Glen Kangas, from GA Appraisals, inc and Socal Appraisal Vlog…….as well as “the future” here to talk to you about home values during the COVID-19 crisis and what the future may hold.

Some parts of the country are opening up, but here in Southern CA, not so much. Our Governor instituted Phase II last week and for some reason, it looks eerily like the shelter in place with very minor modifications. Of course, the focus is on the virus, but as an appraiser I feel it is important to talk about what that means for home values as we go forward.

What’s Happened to Home Values during COVID so Far?

Let’s start with what has happened so far. In Southern CA, New Listings and Pending sales have been down dramatically, anywhere from 30-80% depending on the city  with LA county down almost 50% in new listings and 67% in pending sales for April 2020 vs April 2019.

How have values been affected? Well, as supply has declined, so has demand which means that home values have remained largely unchanged so far. Most cities have only had a few or a handful of homes that listed after Shelter in Place and closed escrow, but  market trends in terms of value has been relatively consistent with the market trends prior to COVID-19

What are the main factors to Home Values?

What about going forward? Well it all starts with basic economics and judging by the news anchors I have seen and people’s comments on social media, many people have no concept of basic economics. It’s all about supply and demand, quite simple actually. If supply is low and demand is high, home values go up. If supply is high and demand is low, home values go down. When they are in balance, values remain stable. The general consensus in the industry and with the local agents I talk to clearly indicates that supply will increase as we go back to normal, so the question is, what about demand?

What are the drivers of demand? While interest rates can certainly have an effect, and they are quite low right now, the most significant factor to demand is JOBS!!! The more people are employed and the higher the wages they earn, the more likely they are to enter the housing market as a buyer.

What will happen to Home Values after COVID?

Now, let’s look into the future. Currently, the number of new unemployment claims since the start of COVID-19 is 33 million nationwide and approximately 1.3 million in Los Angeles County.  The longer the economy is shuttered, the larger number of jobs that will be lost permanently as small businesses largely drive the economy. We have already seen a number of restaurants that are shutting down for good, and who knows how many gyms, salons, stores and other types of businesses will follow. What is certain, is that the longer we are shut down economically, the more of those businesses that will be gone for good, along with their jobs. And without jobs, the housing market will lose all of those people as potential buyers which will mean…………lower demand. And if the supply is increasing once we do finally open up, there will not be enough demand to keep the market in balance and prices will absolutely go down, it’s just basic economics.

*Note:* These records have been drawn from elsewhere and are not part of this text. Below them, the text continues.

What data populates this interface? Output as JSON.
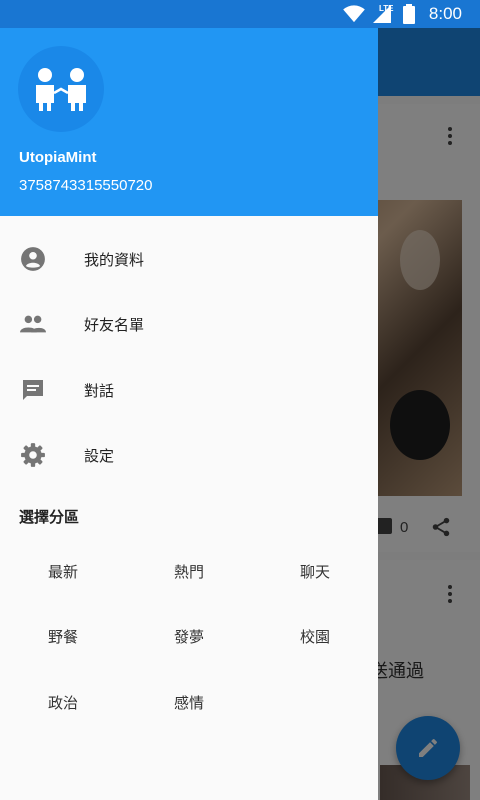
{
  "status_bar": {
    "time": "8:00",
    "network": "LTE"
  },
  "drawer": {
    "header": {
      "username": "UtopiaMint",
      "user_id": "3758743315550720"
    },
    "menu": [
      {
        "label": "我的資料",
        "icon": "account-circle-icon"
      },
      {
        "label": "好友名單",
        "icon": "people-icon"
      },
      {
        "label": "對話",
        "icon": "chat-icon"
      },
      {
        "label": "設定",
        "icon": "settings-icon"
      }
    ],
    "section_title": "選擇分區",
    "categories": [
      "最新",
      "熱門",
      "聊天",
      "野餐",
      "發夢",
      "校園",
      "政治",
      "感情"
    ]
  },
  "background": {
    "post": {
      "comment_count": "0"
    },
    "post2_text": "送通過"
  },
  "colors": {
    "primary": "#2196f3",
    "primary_dark": "#1976d2",
    "accent": "#1e88e5"
  }
}
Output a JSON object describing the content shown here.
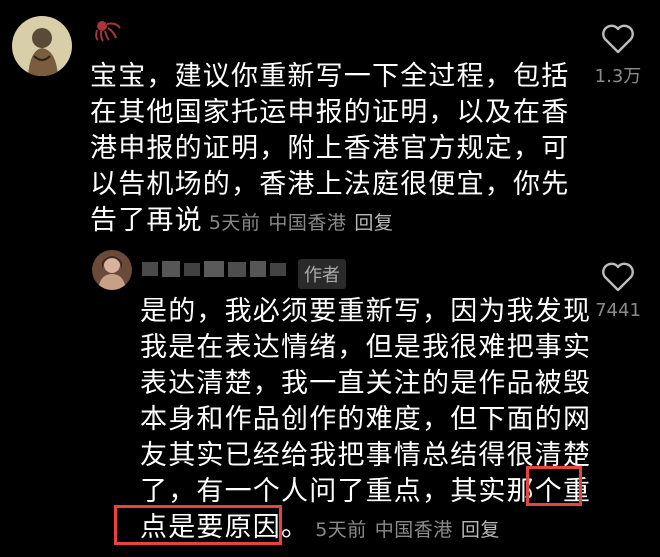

Now, if we open  the economy sooner, fewer jobs will be lost and more people will be able to afford a house. If not, well then, people that own rental properties will be seeing higher rents because why? Rental demand will increase at a time when the rental supply is already scarce. Again, basic economics.

So as we discuss the pace and method of opening up economy, I feel it is important to consider the big picture and the lives of every single citizen and how their lives are affected by this crisis.

I post stats about listings, pendings, sales and market trends on my Facebook business page (opens in new window) and LinkedIn (Opens in New Window) page and I will start looking at unemployment numbers and how they relate to home values, so if you are interested in that information and how Southern California real estate is affected, I recommend you follow me on social media.

So until next time, here’s hoping YOU make INFORMED real estate decisions.